Exercise materials →

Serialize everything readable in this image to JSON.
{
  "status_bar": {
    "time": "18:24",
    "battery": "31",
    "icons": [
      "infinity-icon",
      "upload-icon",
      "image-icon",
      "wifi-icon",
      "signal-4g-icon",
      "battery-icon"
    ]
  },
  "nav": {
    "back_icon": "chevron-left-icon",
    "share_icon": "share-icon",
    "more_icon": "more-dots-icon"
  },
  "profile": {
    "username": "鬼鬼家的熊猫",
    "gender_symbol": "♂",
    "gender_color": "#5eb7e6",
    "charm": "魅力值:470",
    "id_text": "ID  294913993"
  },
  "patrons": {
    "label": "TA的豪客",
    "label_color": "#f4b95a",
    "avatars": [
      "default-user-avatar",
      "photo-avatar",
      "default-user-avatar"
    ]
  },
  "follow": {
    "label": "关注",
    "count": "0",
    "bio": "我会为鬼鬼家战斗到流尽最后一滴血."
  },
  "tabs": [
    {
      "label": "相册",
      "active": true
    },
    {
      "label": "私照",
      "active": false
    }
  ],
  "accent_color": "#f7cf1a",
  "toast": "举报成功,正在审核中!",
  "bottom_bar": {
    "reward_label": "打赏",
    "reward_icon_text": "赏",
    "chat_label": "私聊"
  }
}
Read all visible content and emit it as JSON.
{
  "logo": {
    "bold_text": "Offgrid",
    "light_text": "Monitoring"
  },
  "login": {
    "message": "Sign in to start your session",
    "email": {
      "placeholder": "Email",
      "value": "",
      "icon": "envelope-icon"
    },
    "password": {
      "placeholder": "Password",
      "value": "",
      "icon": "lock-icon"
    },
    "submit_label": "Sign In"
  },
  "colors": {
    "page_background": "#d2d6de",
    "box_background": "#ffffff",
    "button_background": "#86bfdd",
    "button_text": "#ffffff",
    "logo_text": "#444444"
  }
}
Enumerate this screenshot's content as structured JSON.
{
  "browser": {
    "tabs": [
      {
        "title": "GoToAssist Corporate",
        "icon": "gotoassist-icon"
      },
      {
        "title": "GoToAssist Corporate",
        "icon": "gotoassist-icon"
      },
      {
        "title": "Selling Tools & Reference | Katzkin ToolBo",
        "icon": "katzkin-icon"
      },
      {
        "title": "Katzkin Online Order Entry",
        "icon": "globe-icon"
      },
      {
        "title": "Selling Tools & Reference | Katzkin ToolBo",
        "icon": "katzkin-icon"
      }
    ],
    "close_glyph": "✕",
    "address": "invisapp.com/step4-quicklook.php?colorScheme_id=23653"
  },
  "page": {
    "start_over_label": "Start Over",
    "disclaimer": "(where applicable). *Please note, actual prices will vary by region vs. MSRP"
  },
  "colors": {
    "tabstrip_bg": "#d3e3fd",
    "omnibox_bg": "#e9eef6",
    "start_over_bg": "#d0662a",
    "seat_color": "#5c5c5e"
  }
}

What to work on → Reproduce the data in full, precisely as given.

Solution for this task →
Serialize everything readable in this image to JSON.
{
  "status_bar": {
    "time": "18:24",
    "battery": "31",
    "icons": [
      "infinity-icon",
      "upload-icon",
      "image-icon",
      "wifi-icon",
      "signal-4g-icon",
      "battery-icon"
    ]
  },
  "nav": {
    "back_icon": "chevron-left-icon",
    "share_icon": "share-icon",
    "more_icon": "more-dots-icon"
  },
  "profile": {
    "username": "鬼鬼家的熊猫",
    "gender_symbol": "♂",
    "gender_color": "#5eb7e6",
    "charm": "魅力值:470",
    "id_text": "ID  294913993"
  },
  "patrons": {
    "label": "TA的豪客",
    "label_color": "#f4b95a",
    "avatars": [
      "default-user-avatar",
      "photo-avatar",
      "default-user-avatar"
    ]
  },
  "follow": {
    "label": "关注",
    "count": "0",
    "bio": "我会为鬼鬼家战斗到流尽最后一滴血."
  },
  "tabs": [
    {
      "label": "相册",
      "active": true
    },
    {
      "label": "私照",
      "active": false
    }
  ],
  "accent_color": "#f7cf1a",
  "toast": "举报成功,正在审核中!",
  "bottom_bar": {
    "reward_label": "打赏",
    "reward_icon_text": "赏",
    "chat_label": "私聊"
  }
}
Read all visible content and emit it as JSON.
{
  "logo": {
    "bold_text": "Offgrid",
    "light_text": "Monitoring"
  },
  "login": {
    "message": "Sign in to start your session",
    "email": {
      "placeholder": "Email",
      "value": "",
      "icon": "envelope-icon"
    },
    "password": {
      "placeholder": "Password",
      "value": "",
      "icon": "lock-icon"
    },
    "submit_label": "Sign In"
  },
  "colors": {
    "page_background": "#d2d6de",
    "box_background": "#ffffff",
    "button_background": "#86bfdd",
    "button_text": "#ffffff",
    "logo_text": "#444444"
  }
}
Enumerate this screenshot's content as structured JSON.
{
  "browser": {
    "tabs": [
      {
        "title": "GoToAssist Corporate",
        "icon": "gotoassist-icon"
      },
      {
        "title": "GoToAssist Corporate",
        "icon": "gotoassist-icon"
      },
      {
        "title": "Selling Tools & Reference | Katzkin ToolBo",
        "icon": "katzkin-icon"
      },
      {
        "title": "Katzkin Online Order Entry",
        "icon": "globe-icon"
      },
      {
        "title": "Selling Tools & Reference | Katzkin ToolBo",
        "icon": "katzkin-icon"
      }
    ],
    "close_glyph": "✕",
    "address": "invisapp.com/step4-quicklook.php?colorScheme_id=23653"
  },
  "page": {
    "start_over_label": "Start Over",
    "disclaimer": "(where applicable). *Please note, actual prices will vary by region vs. MSRP"
  },
  "colors": {
    "tabstrip_bg": "#d3e3fd",
    "omnibox_bg": "#e9eef6",
    "start_over_bg": "#d0662a",
    "seat_color": "#5c5c5e"
  }
}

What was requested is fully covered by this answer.